A. The 2013 one was the most depressing. We were going for the treble after winning the league and League Cup. We were 1-0 up at half-time but we won the league too early and the boys will hold their hands up and say they were on the drink for six weeks! Boys weren't playing and we lost our edge going into it. We let ourselves down. My injury this year was a personal disappointment but as a team that was the lowest moment for me. Had we won the Cup we would have solidified our reputation of being one of the greatest Cliftonville sides. It just wasn't meant to be.
Q. Barry Johnston will not be happy if you don't give him any credit - your partnership with him was one of the great Irish League midfield combinations. How good a player was he?
A. He was brilliant. We were once told by Eddie Patterson that we couldn't play together and were too similar but Bressy (Tommy Breslin) came in and the partnership blossomed. He was just a brilliant partner, he was everywhere, all over the pitch chasing everyone. Trying to bring him back into the middle was a challenge, he was a nightmare. We bounced off each other and we backed each other up. I'll always remember when we squared up during the warm up down at Dungannon. It was a keep ball session, something happened and we had each other by the throat and I think we came to blows. The boys were looking at us thinking 'what are you doing' but nothing was said and we went on to beat Dungannon. We shook hands and forgot about it, we were winners, wanting to win. He's been my best midfield partner and winning the titles with him was brilliant.
Q. The squad that won back to back titles was exceptional, what was so special about that team?
A. It was a squad of players who clicked and you can't replace that quality of player.

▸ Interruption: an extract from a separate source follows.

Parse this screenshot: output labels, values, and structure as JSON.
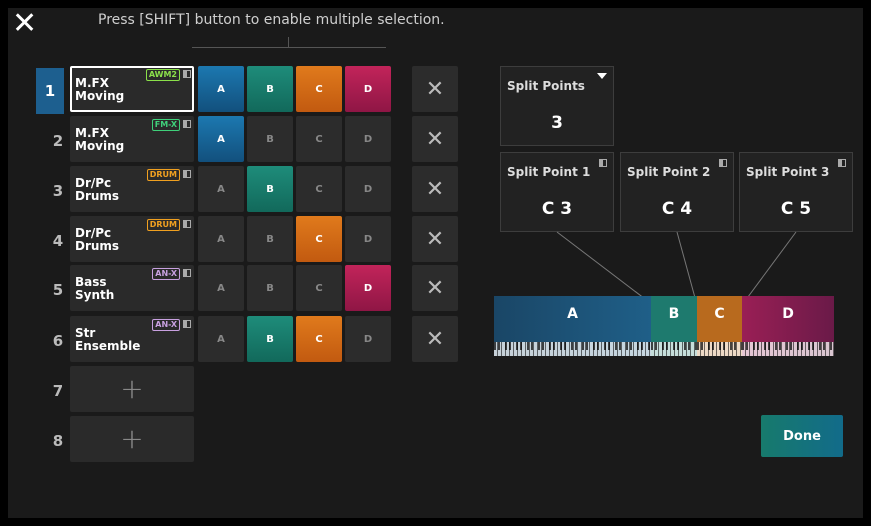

There was that togetherness and everything stayed in the changing room. Everyone hated us and we hated everyone. It was that mentality. Bressy said just go out and play with no fear. He's a football man, he wanted us to play good football. It was good cop, bad cop with him and Minto (coach Peter Murray). Tommy was softly spoken and timid while Minto was kicking down walls.
Q. Cliftonville boss Barry Gray made you captain, how did that make you feel?
A. That was a nice touch. I think loyalty played a part. We had a meeting and he said you're the type of person that represents the club, you know it inside out and it's a huge honour to be captain.
Q. Who was your favourite footballer growing up?
A. Roy Keane, always was. He was a midfielder with a huge passion for the game, he was my idol.
Q. What advice would you give to a young player hoping to make it?
A. Hard work is crucial. I try to instil that into my children, you can have the ability but hard work beats talent. You must live the right way and apply yourself in the right way.
Q. Do you ever see yourself playing for another club?
A. I don't. I have another year and a half with the Reds and I want to get back on the pitch and do what I am good at. If it ever came to it, I don't see myself playing for anyone else. I'll be 32 at the end of this contract. I'm more focused on returning to playing again and then we'll take it from there.
Date of birth: February 17, 1987
Place of birth: Belfast
Previous clubs: Donegal Celtic, Reading, Lisburn Distillery
Cliftonville record: 359 appearances, 11 goals